#### Given records:
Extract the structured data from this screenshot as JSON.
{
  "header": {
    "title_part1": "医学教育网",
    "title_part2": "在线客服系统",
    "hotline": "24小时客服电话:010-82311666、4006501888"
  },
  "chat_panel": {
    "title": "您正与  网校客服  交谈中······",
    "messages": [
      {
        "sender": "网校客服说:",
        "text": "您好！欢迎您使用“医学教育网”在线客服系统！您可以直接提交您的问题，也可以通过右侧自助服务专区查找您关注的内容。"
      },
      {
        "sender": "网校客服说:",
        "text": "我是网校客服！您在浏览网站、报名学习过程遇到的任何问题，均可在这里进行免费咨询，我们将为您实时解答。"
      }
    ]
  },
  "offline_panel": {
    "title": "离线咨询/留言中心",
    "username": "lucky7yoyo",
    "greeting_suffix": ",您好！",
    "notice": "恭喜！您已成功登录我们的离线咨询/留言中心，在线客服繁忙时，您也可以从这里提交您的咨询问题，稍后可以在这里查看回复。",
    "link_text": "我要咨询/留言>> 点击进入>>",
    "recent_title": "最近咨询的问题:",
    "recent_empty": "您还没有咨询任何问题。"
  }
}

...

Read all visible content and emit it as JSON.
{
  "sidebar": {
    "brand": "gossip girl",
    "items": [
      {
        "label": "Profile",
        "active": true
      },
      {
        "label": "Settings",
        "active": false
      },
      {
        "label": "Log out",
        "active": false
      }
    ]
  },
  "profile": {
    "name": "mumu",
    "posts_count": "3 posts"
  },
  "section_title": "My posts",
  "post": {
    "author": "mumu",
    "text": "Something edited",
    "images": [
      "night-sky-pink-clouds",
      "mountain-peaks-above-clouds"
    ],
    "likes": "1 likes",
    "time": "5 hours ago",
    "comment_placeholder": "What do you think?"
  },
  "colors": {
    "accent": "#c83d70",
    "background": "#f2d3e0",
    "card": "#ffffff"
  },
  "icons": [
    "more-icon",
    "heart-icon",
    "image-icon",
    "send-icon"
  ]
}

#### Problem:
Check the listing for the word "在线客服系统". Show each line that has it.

#### Result:
    "title_part2": "在线客服系统",
        "text": "您好！欢迎您使用“医学教育网”在线客服系统！您可以直接提交您的问题，也可以通过右侧自助服务专区查找您关注的内容。"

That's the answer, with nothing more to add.